In 1994, my husband Vic received another rejection letter for his book Synchronicity, Science, and Soulmaking. He added the latest rebuff to a small stack of rejections sitting under the feet of a jade elephant statue on his altar. The elephant-headed and elephant-bellied Hindu God Ganesha or Ganesh is Remover of Obstacles, Lord of Beginnings, and Patron Saint of Writers.
Deeply discouraged, Vic dreamed of a cheerful and fat young male elephant. The smiling elephant sat in a director’s chair with a tree trunk arm thrown protectively over Vic’s shoulders.
“I need to remember that I’m not in charge,” Vic told me the next morning. “Ganesh is in the director’s chair, not me.”
Vic submitted his manuscript to more publishers and soon there was an acceptance.
In 2013, I write at the desk where Vic worked until his death. To my right, on a high shelf beyond my reach, Vic’s Ganesh altar watches over me. The altar is dusty and neglected. For years, I have averted my eyes.
In Hindu mythology, Ganesh is the scribe of the Mahabharata, one of two epics of ancient India that includes the Bhagavad Gita. I remember the Bhagavad Gita’s message well. Do the work assigned to you without expecting worldly reward or success. The action itself and the quiet mind that comes from serving something bigger than ourselves is the fruit of our labor. Do the work and let the Gods (and Goddesses) take care of the rest. These are challenging goals for a woman full of attachment and expectation.
I pull a chair beneath Vic’s elephant altar and climb up to inspect it closely. There are a dozen images from a ¾ inch tall 4-armed seated statue to a regal 7” standing figure. Ganesh usually has four arms. Sometimes he dances with his consorts Siddhi (success) and Riddhi (prosperity). He often sits on a throne of skulls, reminding us of time and mortality. Most of Vic’s images are stone or bronze, but a few are painted in bright primary colors. Most were gifts, given to Vic after he fell in love with the temple elephants in South India. In a favorite image, Ganesh holds a pen and sits in front of a thick book–the Mahabharata, I presume.

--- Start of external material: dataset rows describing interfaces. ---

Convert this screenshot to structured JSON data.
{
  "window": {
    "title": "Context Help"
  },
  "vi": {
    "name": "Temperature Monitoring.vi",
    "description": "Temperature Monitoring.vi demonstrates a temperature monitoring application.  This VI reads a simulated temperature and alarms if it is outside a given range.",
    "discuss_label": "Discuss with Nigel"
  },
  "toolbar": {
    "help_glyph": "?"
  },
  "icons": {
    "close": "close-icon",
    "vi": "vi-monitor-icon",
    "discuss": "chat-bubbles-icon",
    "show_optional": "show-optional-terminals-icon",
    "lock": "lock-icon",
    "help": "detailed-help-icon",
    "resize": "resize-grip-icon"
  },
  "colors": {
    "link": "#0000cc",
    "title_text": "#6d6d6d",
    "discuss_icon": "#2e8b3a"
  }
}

Ganesh was Vic’s favorite, but now I need help finishing my book and preparing it for submission. Try this, try that. The solutions must be within me somewhere. It’s time to borrow Vic’s benefactor and sit at the feet of the Patron Saint of Writers.
I carefully remove the elephant statues and images and wipe down the shelf with a damp cloth. I inspect each image, dusting and blowing away the dirt that has accumulated in the crevasses and rearrange the images with a handwritten prayer.
Thank you for watching over me even when I ignored Your Presence. Allow me to write with a joyful heart and positive purpose. Let me remember that it is my job to do the work and leave the outcome to You.
With gratitude for Your guidance, Elaine